Two days that shook the world, the 1929 Wall Street crash, is remembered this week 75 years after the event.
It was started by the infamous black Thursday of October the 24th, which ran into a black Friday, and then, after a weekend of jangled nerves, a black Monday opened the floodgates of panic selling of blacker-than-black Tuesday the 29th, when 50 million dollars a minute flew out of the windows, closely followed by hordes of ruined speculators. The Monday and Tuesday falls drove the Dow down by nearly a quarter, and by 1932, it had lost 90 percent of its value. But could it happen again? Today most analysts say a similar crash, with investors having to sell short to cover the money they had borrowed to buy the shares in the first place is all but impossible, although one could be triggered by other factors, and they stress that regulators, government and the Federal Reserve now intevene more forcefully and with greater expertise. The 1987 crash, for example, did not lead to a 1930’s style depression with 25 percent US unemployment, and crisis around the world. Just as well. In September the Dow’s high was over 380 points.
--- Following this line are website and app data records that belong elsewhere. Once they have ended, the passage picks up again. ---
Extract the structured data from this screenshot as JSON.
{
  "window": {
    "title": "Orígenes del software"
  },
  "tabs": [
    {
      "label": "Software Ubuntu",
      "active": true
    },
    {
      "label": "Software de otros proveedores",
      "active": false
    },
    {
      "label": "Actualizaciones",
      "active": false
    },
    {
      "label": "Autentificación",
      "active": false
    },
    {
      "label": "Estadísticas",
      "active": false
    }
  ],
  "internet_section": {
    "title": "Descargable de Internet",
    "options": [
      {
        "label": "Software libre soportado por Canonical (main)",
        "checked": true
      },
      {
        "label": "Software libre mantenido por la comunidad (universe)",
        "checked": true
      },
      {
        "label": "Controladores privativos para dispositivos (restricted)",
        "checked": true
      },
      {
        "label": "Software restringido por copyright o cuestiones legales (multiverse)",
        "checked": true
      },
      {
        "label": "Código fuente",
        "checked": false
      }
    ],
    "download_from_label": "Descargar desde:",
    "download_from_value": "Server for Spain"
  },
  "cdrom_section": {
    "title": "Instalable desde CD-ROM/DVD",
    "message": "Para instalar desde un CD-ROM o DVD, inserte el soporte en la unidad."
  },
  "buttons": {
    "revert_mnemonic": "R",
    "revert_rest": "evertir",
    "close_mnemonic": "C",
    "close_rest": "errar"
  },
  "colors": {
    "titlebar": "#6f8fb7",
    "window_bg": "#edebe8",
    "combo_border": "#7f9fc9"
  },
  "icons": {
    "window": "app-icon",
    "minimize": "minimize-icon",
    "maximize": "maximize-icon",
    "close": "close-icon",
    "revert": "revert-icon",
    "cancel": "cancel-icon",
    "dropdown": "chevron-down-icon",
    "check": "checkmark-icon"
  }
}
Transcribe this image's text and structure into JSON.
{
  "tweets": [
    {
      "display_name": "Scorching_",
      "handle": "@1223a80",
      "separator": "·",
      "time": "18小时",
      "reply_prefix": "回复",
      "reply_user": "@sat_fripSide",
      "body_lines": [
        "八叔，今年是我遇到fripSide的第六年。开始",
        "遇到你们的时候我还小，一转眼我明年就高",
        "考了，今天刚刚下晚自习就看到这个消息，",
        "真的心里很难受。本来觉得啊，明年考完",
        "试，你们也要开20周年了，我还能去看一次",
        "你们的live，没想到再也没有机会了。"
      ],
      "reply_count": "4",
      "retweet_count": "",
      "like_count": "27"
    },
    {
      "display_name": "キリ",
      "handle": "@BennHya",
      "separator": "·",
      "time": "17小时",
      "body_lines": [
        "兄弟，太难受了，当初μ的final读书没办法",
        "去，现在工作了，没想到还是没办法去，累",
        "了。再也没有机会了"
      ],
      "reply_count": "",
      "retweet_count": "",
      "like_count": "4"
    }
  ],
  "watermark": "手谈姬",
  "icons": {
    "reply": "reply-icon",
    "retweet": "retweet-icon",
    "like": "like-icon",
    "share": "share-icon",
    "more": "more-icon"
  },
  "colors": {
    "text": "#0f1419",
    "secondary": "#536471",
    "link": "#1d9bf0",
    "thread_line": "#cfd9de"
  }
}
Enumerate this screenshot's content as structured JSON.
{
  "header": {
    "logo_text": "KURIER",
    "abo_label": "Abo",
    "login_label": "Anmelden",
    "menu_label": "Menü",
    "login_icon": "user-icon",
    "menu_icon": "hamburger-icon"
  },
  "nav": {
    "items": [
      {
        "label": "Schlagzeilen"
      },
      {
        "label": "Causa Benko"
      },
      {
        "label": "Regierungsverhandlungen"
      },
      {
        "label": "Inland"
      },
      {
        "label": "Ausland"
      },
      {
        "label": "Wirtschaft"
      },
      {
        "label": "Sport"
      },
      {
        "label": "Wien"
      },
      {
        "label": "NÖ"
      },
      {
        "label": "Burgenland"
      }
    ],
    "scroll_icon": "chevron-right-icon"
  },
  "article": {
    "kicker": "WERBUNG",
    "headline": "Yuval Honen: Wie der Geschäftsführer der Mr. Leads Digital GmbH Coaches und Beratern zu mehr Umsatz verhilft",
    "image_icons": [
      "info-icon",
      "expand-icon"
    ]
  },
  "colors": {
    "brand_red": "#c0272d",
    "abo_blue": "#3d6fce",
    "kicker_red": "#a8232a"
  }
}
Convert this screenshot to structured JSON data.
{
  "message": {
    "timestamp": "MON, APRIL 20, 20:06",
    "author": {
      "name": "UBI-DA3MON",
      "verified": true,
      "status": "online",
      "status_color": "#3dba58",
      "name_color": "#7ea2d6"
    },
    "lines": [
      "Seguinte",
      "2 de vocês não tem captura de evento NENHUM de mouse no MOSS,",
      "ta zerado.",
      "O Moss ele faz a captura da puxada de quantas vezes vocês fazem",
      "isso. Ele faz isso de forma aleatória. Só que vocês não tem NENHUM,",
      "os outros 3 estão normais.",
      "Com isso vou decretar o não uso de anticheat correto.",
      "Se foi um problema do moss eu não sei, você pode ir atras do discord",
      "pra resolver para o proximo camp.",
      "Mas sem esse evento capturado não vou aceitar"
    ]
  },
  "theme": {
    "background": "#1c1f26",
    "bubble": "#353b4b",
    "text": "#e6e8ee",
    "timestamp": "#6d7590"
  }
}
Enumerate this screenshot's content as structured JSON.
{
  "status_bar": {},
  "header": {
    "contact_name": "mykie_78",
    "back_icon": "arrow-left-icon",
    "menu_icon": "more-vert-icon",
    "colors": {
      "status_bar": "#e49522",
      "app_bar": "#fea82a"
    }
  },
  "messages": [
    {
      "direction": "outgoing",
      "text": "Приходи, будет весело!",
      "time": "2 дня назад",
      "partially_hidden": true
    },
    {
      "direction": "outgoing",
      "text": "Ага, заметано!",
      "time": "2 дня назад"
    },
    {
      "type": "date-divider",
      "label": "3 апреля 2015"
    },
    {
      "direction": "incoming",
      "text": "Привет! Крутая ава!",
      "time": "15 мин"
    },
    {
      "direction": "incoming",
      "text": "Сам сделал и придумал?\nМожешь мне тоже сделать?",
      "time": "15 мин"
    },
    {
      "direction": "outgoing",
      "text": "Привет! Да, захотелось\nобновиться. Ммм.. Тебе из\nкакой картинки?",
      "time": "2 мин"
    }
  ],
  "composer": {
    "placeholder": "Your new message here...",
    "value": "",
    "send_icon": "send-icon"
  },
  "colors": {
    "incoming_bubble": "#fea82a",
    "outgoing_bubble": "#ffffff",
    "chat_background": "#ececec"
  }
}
By 1932 it hadslumped to just over 40, and would not go back through the 300 mark until…1954, over two decades later.